Main Page


Search this site:
Advanced Search  


Kate's Global Kitchen
Kate's Books
Cookbook Profiles
Global Destinations
I Love Desserts
On Wine

   Contact Info
   Privacy Statement

Conversions, Charts
   & Substitutions
Cooking with Kids
New Green Basics

cat toys
Catnip Toys

Gourmet Food, Cookbooks
Kitchen Gadgets & Gifts

Become a Chef:
Best Culinary Schools

Return to the
Main Page

Copyright © 2018
Forkmedia LLC


by Fred McMillin
for August 2004



The Tastebud Club

"Supertasters have as many as 100 times the number of tastebuds as poor tasters. Two thirds of Supertasters are women."

—Yale University Study by Matt Kramer (Wine Spectator)


How to Spot a Supertaster

After teaching wine appreciation for 38 years, I can spot rnost supertasters. They make no big deal of tasting. They simply swirl, sniff, sip and then speak, telling you confidently the characteristics of the wine. End of analysis. Here's the latest supertaster I've met, a woman named...

Lora Petroni

Lora's parents, owners of San Francisco's famous North Beach Restaurant, started their Sonoma Valley vineyards in 1991. They were soon making trial wines, and Lora, in her early 20s, was one of the tasters from the beginning. She can tell you about the finest points of every vintage since. What's her tasting technique?

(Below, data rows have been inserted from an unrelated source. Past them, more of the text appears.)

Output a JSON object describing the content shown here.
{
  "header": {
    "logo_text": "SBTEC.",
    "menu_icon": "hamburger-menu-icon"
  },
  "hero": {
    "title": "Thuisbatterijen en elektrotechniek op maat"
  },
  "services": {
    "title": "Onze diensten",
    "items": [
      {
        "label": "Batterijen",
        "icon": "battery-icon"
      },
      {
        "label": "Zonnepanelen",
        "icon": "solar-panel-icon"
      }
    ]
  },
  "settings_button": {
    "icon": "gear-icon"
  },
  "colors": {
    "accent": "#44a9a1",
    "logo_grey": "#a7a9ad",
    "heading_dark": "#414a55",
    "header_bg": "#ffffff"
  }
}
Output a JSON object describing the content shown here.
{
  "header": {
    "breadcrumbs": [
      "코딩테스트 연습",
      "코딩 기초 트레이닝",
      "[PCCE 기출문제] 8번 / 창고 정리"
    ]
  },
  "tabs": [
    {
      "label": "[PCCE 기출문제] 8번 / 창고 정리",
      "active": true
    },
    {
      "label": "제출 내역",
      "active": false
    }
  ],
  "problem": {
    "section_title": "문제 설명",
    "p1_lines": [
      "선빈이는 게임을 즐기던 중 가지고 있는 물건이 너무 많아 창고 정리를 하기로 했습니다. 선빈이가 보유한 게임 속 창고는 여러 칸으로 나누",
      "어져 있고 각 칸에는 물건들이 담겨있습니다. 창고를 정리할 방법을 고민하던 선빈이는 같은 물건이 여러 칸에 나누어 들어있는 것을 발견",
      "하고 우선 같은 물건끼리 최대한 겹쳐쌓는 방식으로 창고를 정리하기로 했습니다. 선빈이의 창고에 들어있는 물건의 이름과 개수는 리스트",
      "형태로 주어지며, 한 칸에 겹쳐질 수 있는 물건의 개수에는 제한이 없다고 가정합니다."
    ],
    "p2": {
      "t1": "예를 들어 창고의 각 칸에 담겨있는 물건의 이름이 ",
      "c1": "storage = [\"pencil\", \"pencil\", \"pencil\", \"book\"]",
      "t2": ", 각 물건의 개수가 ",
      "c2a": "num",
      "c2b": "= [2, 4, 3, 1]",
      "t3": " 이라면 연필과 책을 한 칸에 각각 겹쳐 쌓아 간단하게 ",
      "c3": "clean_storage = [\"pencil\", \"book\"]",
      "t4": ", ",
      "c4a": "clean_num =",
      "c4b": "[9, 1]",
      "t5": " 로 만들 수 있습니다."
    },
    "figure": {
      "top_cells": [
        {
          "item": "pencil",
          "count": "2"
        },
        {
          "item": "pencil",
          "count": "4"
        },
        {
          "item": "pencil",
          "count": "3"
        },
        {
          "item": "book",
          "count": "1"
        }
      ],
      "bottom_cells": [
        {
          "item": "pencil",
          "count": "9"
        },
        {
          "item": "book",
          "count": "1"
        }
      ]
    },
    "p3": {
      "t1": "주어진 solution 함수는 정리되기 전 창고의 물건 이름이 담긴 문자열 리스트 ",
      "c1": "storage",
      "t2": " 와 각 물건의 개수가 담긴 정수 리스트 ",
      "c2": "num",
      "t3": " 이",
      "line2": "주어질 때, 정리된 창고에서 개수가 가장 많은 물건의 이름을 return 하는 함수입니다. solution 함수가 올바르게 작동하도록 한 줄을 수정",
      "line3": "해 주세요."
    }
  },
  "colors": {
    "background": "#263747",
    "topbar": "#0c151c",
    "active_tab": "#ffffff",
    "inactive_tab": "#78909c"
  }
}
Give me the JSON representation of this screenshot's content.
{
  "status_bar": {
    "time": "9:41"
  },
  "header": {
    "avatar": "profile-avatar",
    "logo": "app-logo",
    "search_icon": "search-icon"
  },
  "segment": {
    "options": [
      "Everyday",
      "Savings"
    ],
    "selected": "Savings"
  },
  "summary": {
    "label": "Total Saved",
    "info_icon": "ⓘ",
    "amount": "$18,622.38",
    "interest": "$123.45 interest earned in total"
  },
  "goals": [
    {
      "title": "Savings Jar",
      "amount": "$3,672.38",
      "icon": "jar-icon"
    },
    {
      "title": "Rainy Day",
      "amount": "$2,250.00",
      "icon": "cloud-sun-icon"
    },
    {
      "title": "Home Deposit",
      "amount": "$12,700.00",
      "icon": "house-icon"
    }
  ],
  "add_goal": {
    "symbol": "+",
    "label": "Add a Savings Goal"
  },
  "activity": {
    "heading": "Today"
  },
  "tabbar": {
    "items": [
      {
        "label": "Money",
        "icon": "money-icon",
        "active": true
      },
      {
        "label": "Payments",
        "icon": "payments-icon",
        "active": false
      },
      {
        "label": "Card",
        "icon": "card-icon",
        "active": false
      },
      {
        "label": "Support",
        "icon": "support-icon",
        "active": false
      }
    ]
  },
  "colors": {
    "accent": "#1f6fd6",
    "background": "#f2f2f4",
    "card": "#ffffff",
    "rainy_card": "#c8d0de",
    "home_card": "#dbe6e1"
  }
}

Quiet. Supertaster at work!

Lora holds a good sip of the wine in the front of her mouth for eight to ten seconds, and then lets it gradually slip down both sides of her month. So here's her report on the family's Sangiovese,which was, incidentally, the best Sangiovese my panel tasted last year! 1999 Petroni Poggio alla Pietra Sangiovese Grosso. First, decant and wait 15 minutes. Then you will find a red wine she describes with these words: "fruit forward, elegant, full body, immediate appeal. It says drink me."

If you'd like to compare your palate with Lora's, call the winery at (707) 935-8311.

However, if you can't get the Petroni, here are some other recommended Sangioveses. The highest rated wine is listed last. That is, the further you read, the better the bottle.


Good-Sippin' Sangiovese

Rank   Wine
8th - Gitano Sangiovese, Chatom Vineyards, Calaveras County, 2001, $12
7th - Sangiovese, Field Stone, North Coast, 2000, $18
6th - Sangiovese Reserve, Castoro Cellars, Central Coast, 2000, $17
5th - Sangiovese, Chateau Julien, Monterey County, 2001, $10
4th - Colline di Sassi (half Sangiovese), Pepi, Napa Valley, 1998, $25
3rd - Brolio Chianti Classico (100% Sangiovese), Importer —W. Grant, 2001, $18
2nd - Sangiovese, Columbia Winery, Yakima Valley, Red Willow Vineyard, Washington, 1999, $25

And the best Sangiovese...

1st - Sangiovese, Chameleon, Napa Valley, 2000, $17
About the Writer

Fred McMillin, a veteran wine writer, has taught wine history for 30 years on three continents. For information about the wine courses he teaches every month at either San Francisco State University or San Francisco City College (Fort Mason Division), please fax him at (415) 567-4468.




This page created August 2004

Copyright © 2004
electronic Gourmet Guide, Inc.